* _What you have to do_:
Among the entries below, find each line holding "project" and return it.

[Data items]

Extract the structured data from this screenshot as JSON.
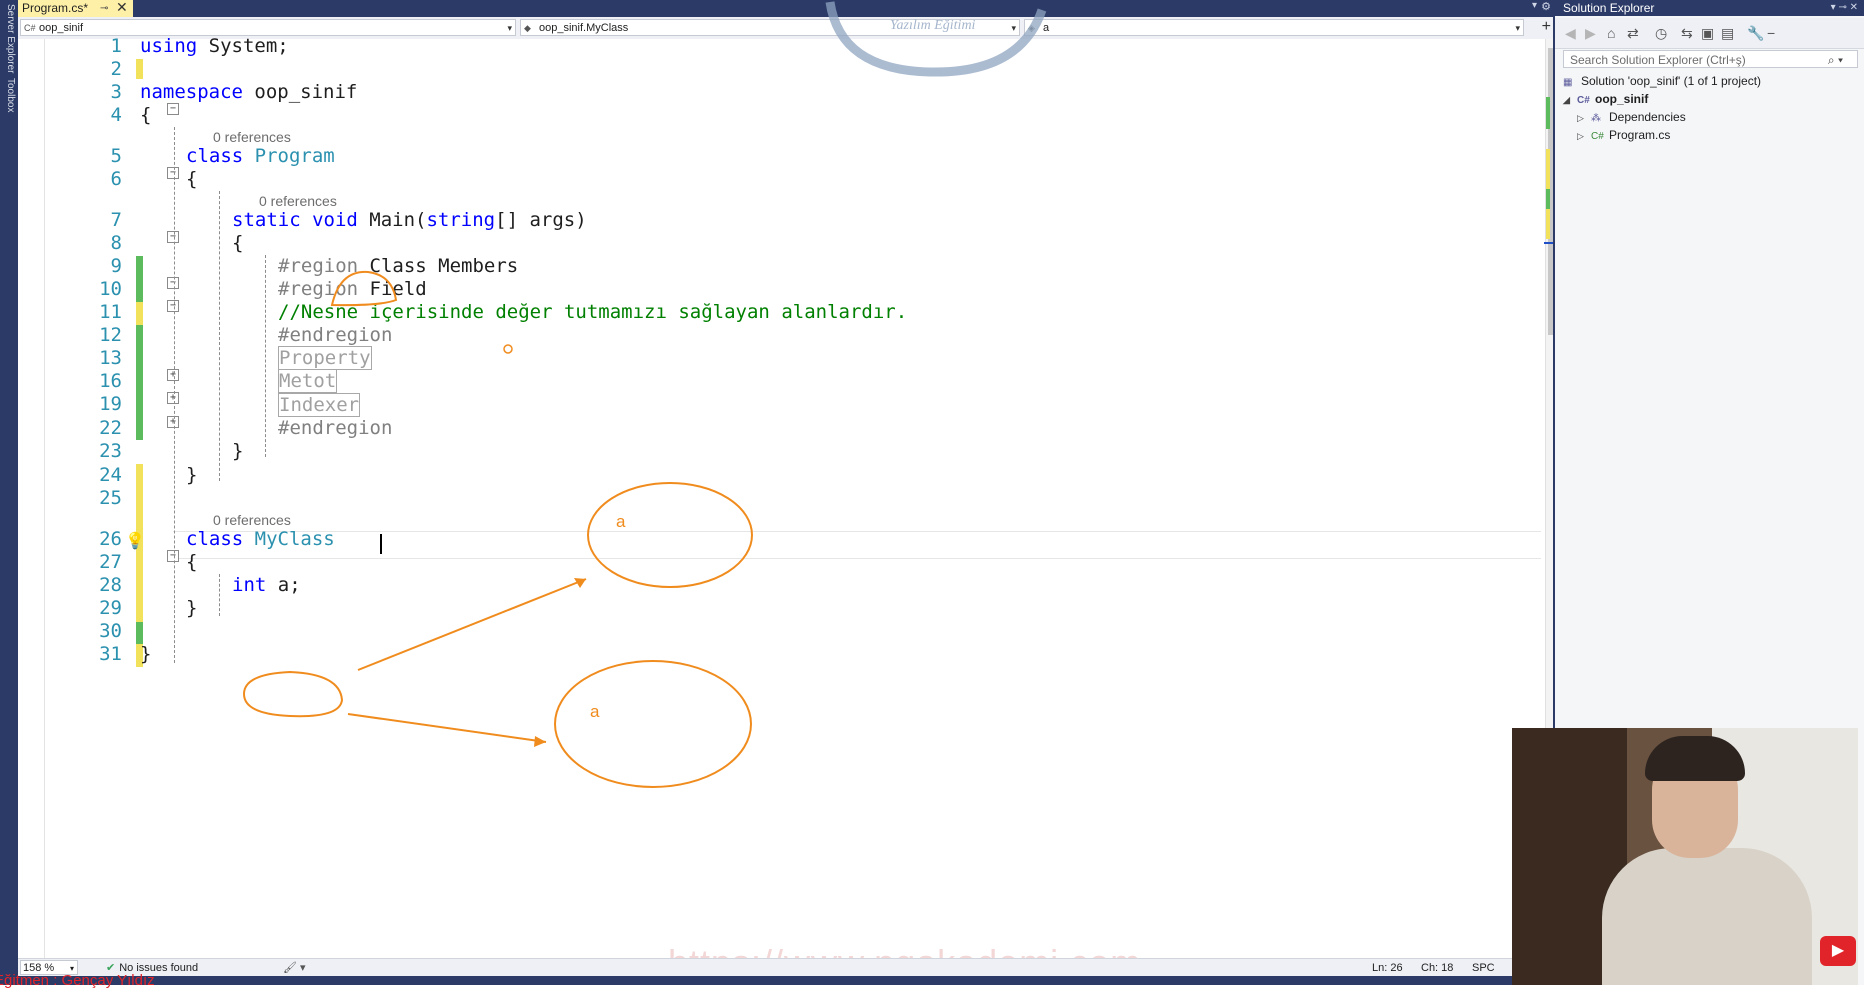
{
  "window": {
    "tab_title": "Program.cs*",
    "left_strip_tabs": [
      "Server Explorer",
      "Toolbox"
    ]
  },
  "navbar": {
    "project": "oop_sinif",
    "type": "oop_sinif.MyClass",
    "member": "a"
  },
  "editor": {
    "line_numbers": [
      "1",
      "2",
      "3",
      "4",
      "5",
      "6",
      "7",
      "8",
      "9",
      "10",
      "11",
      "12",
      "13",
      "16",
      "19",
      "22",
      "23",
      "24",
      "25",
      "26",
      "27",
      "28",
      "29",
      "30",
      "31"
    ],
    "codelens": {
      "program": "0 references",
      "main": "0 references",
      "myclass": "0 references"
    },
    "lines": {
      "l1_kw": "using",
      "l1_rest": " System;",
      "l3_kw": "namespace",
      "l3_rest": " oop_sinif",
      "l4": "{",
      "l5_kw": "class",
      "l5_type": " Program",
      "l6": "{",
      "l7_kw": "static void",
      "l7_name": " Main(",
      "l7_kw2": "string",
      "l7_rest": "[] args)",
      "l8": "{",
      "l9_pre": "#region",
      "l9_rest": " Class Members",
      "l10_pre": "#region",
      "l10_rest": " Field",
      "l11": "//Nesne içerisinde değer tutmamızı sağlayan alanlardır.",
      "l12": "#endregion",
      "l13": "Property",
      "l16": "Metot",
      "l19": "Indexer",
      "l22": "#endregion",
      "l23": "}",
      "l24": "}",
      "l26_kw": "class",
      "l26_type": " MyClass",
      "l27": "{",
      "l28_kw": "int",
      "l28_rest": " a;",
      "l29": "}",
      "l31": "}"
    }
  },
  "annotations": {
    "ellipse_top_label": "a",
    "ellipse_bottom_label": "a",
    "accent_color": "#f08c1e"
  },
  "watermark": {
    "logo_text": "Yazılım Eğitimi",
    "url": "https://www.ngakademi.com"
  },
  "statusbar": {
    "zoom": "158 %",
    "issues": "No issues found",
    "line": "Ln: 26",
    "char": "Ch: 18",
    "indent": "SPC"
  },
  "instructor": "Eğitmen : Gençay Yıldız",
  "solution_explorer": {
    "title": "Solution Explorer",
    "search_placeholder": "Search Solution Explorer (Ctrl+ş)",
    "tree": {
      "solution": "Solution 'oop_sinif' (1 of 1 project)",
      "project": "oop_sinif",
      "dependencies": "Dependencies",
      "program_file": "Program.cs"
    }
  },
  "colors": {
    "chrome_dark": "#2b3a67",
    "tab_active": "#fff0a8",
    "keyword": "#0000ff",
    "type": "#2b91af",
    "comment": "#008000",
    "line_number": "#2b91af",
    "change_saved": "#5cbb5c",
    "change_unsaved": "#f2e15a"
  }
}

* _Answer to this exercise_:
    "project": "oop_sinif",
      "solution": "Solution 'oop_sinif' (1 of 1 project)",
      "project": "oop_sinif",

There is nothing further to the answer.